Where a line below holds the string "Lucro", copy that line.

=======

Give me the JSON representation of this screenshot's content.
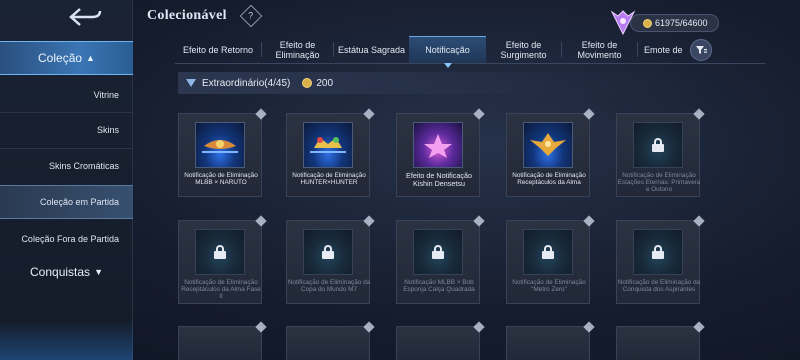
{
  "header": {
    "title": "Colecionável",
    "help_icon": "?",
    "progress": "61975/64600"
  },
  "sidebar": {
    "collection_label": "Coleção",
    "items": [
      {
        "label": "Vitrine"
      },
      {
        "label": "Skins"
      },
      {
        "label": "Skins Cromáticas"
      },
      {
        "label": "Coleção em Partida"
      },
      {
        "label": "Coleção Fora de Partida"
      }
    ],
    "achievements_label": "Conquistas"
  },
  "tabs": [
    {
      "label": "Efeito de Retorno"
    },
    {
      "label": "Efeito de Eliminação"
    },
    {
      "label": "Estátua Sagrada"
    },
    {
      "label": "Notificação"
    },
    {
      "label": "Efeito de Surgimento"
    },
    {
      "label": "Efeito de Movimento"
    },
    {
      "label": "Emote de"
    }
  ],
  "section": {
    "title": "Extraordinário(4/45)",
    "cost": "200"
  },
  "cards": [
    {
      "label": "Notificação de Eliminação MLBB × NARUTO",
      "locked": false
    },
    {
      "label": "Notificação de Eliminação HUNTER×HUNTER",
      "locked": false
    },
    {
      "label": "Efeito de Notificação Kishin Densetsu",
      "locked": false
    },
    {
      "label": "Notificação de Eliminação Receptáculos da Alma",
      "locked": false
    },
    {
      "label": "Notificação de Eliminação Estações Eternas: Primavera e Outono",
      "locked": true
    },
    {
      "label": "Notificação de Eliminação Receptáculos da Alma Fase II",
      "locked": true
    },
    {
      "label": "Notificação de Eliminação da Copa do Mundo M7",
      "locked": true
    },
    {
      "label": "Notificação MLBB × Bob Esponja Calça Quadrada",
      "locked": true
    },
    {
      "label": "Notificação de Eliminação \"Metro Zero\"",
      "locked": true
    },
    {
      "label": "Notificação de Eliminação da Conquista dos Aspirantes",
      "locked": true
    }
  ],
  "colors": {
    "accent": "#3b76b4",
    "coin": "#d9b24a"
  }
}
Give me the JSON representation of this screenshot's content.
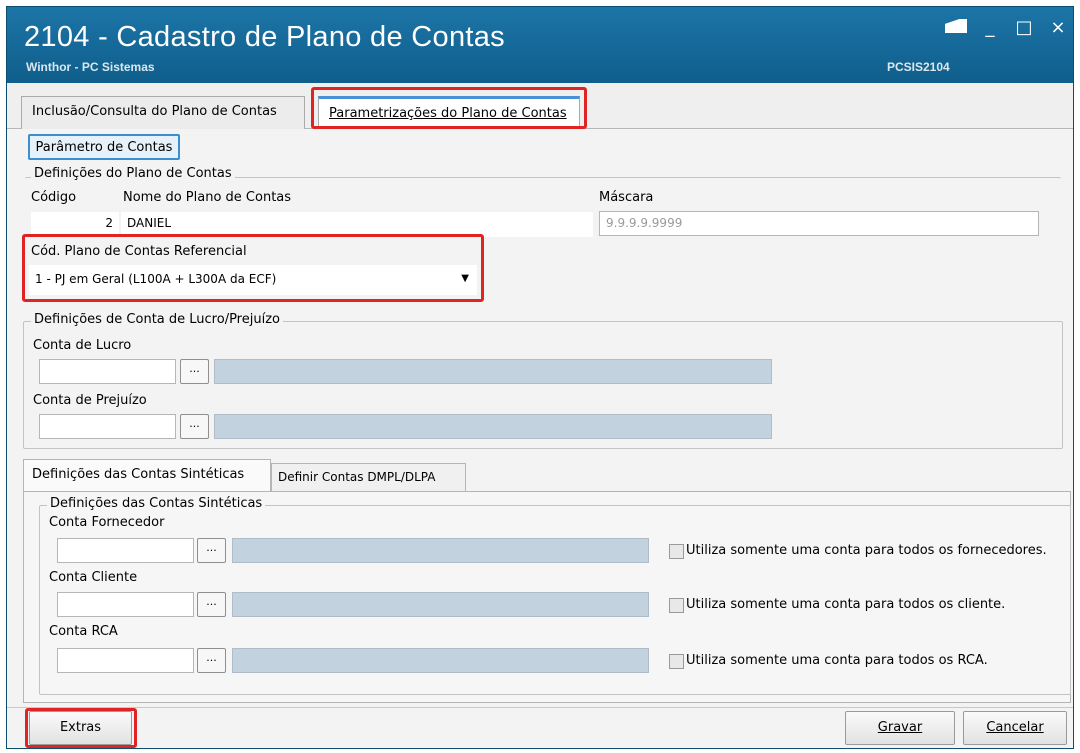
{
  "window": {
    "title": "2104 - Cadastro de Plano de Contas",
    "subtitle": "Winthor - PC Sistemas",
    "code": "PCSIS2104",
    "controls": {
      "restore_icon": "restore-icon",
      "minimize": "_",
      "maximize": "□",
      "close": "×"
    }
  },
  "tabs": {
    "first": "Inclusão/Consulta do Plano de Contas",
    "second": "Parametrizações do Plano de Contas"
  },
  "param_button": "Parâmetro de Contas",
  "plan_group": {
    "title": "Definições do Plano de Contas",
    "code_label": "Código",
    "code_value": "2",
    "name_label": "Nome do Plano de Contas",
    "name_value": "DANIEL",
    "mask_label": "Máscara",
    "mask_value": "9.9.9.9.9999",
    "ref_label": "Cód. Plano de Contas Referencial",
    "ref_value": "1 - PJ em Geral (L100A + L300A da ECF)"
  },
  "profit_group": {
    "title": "Definições de Conta de Lucro/Prejuízo",
    "profit_label": "Conta de Lucro",
    "loss_label": "Conta de Prejuízo",
    "dots": "..."
  },
  "inner_tabs": {
    "first": "Definições das Contas Sintéticas",
    "second": "Definir Contas DMPL/DLPA"
  },
  "synthetic_group": {
    "title": "Definições das Contas Sintéticas",
    "supplier_label": "Conta Fornecedor",
    "supplier_check": "Utiliza somente uma conta para todos os fornecedores.",
    "client_label": "Conta Cliente",
    "client_check": "Utiliza somente uma conta para todos os cliente.",
    "rca_label": "Conta RCA",
    "rca_check": "Utiliza somente uma conta para todos os RCA."
  },
  "footer": {
    "extras": "Extras",
    "save": "Gravar",
    "cancel": "Cancelar"
  }
}
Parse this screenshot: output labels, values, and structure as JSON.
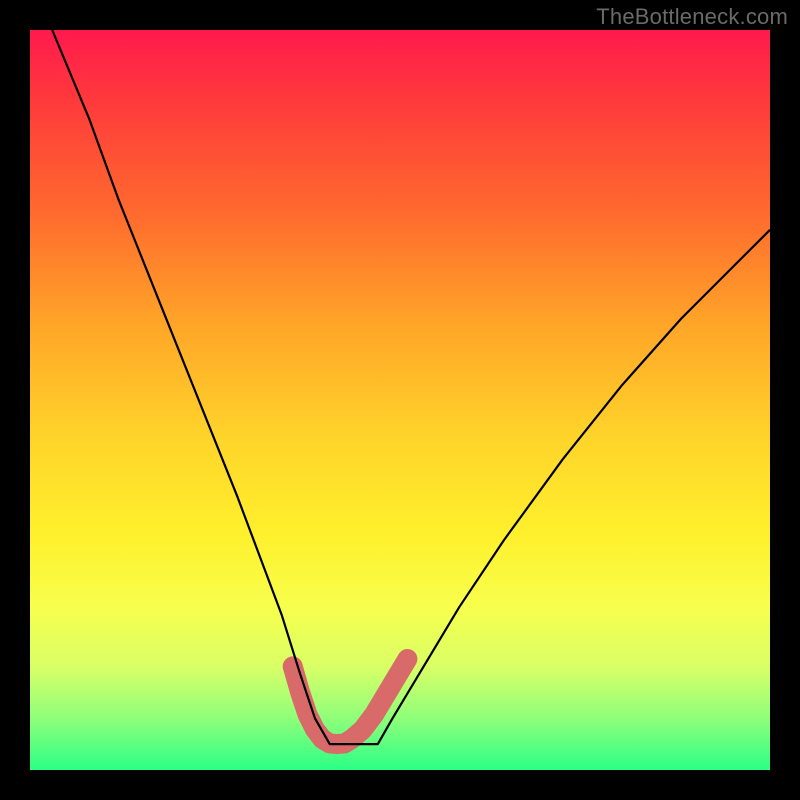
{
  "watermark": "TheBottleneck.com",
  "chart_data": {
    "type": "line",
    "title": "",
    "xlabel": "",
    "ylabel": "",
    "xlim": [
      0,
      100
    ],
    "ylim": [
      0,
      100
    ],
    "series": [
      {
        "name": "bottleneck-curve",
        "x": [
          3,
          8,
          12,
          16,
          20,
          24,
          28,
          31,
          34,
          36.5,
          38.5,
          40.5,
          43,
          47,
          49,
          52,
          58,
          64,
          72,
          80,
          88,
          96,
          100
        ],
        "values": [
          100,
          88,
          77,
          67,
          57,
          47,
          37,
          29,
          21,
          13,
          7,
          3.5,
          3.5,
          3.5,
          7,
          12,
          22,
          31,
          42,
          52,
          61,
          69,
          73
        ]
      }
    ],
    "annotations": [
      {
        "name": "trough-band",
        "color": "#d86a6a",
        "x": [
          35.5,
          36.5,
          37.5,
          38.5,
          39.5,
          40.5,
          41.5,
          42.5,
          43.5,
          45,
          46.5,
          48,
          49.5,
          51
        ],
        "values": [
          14,
          10.5,
          7.5,
          5.5,
          4.2,
          3.6,
          3.5,
          3.6,
          4.2,
          5.5,
          7.5,
          10,
          12.5,
          15
        ]
      }
    ]
  }
}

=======

**PROBLEM SOLUTION:**
    "title": "Definições de Conta de Lucro/Prejuízo",
    "profit_label": "Conta de Lucro",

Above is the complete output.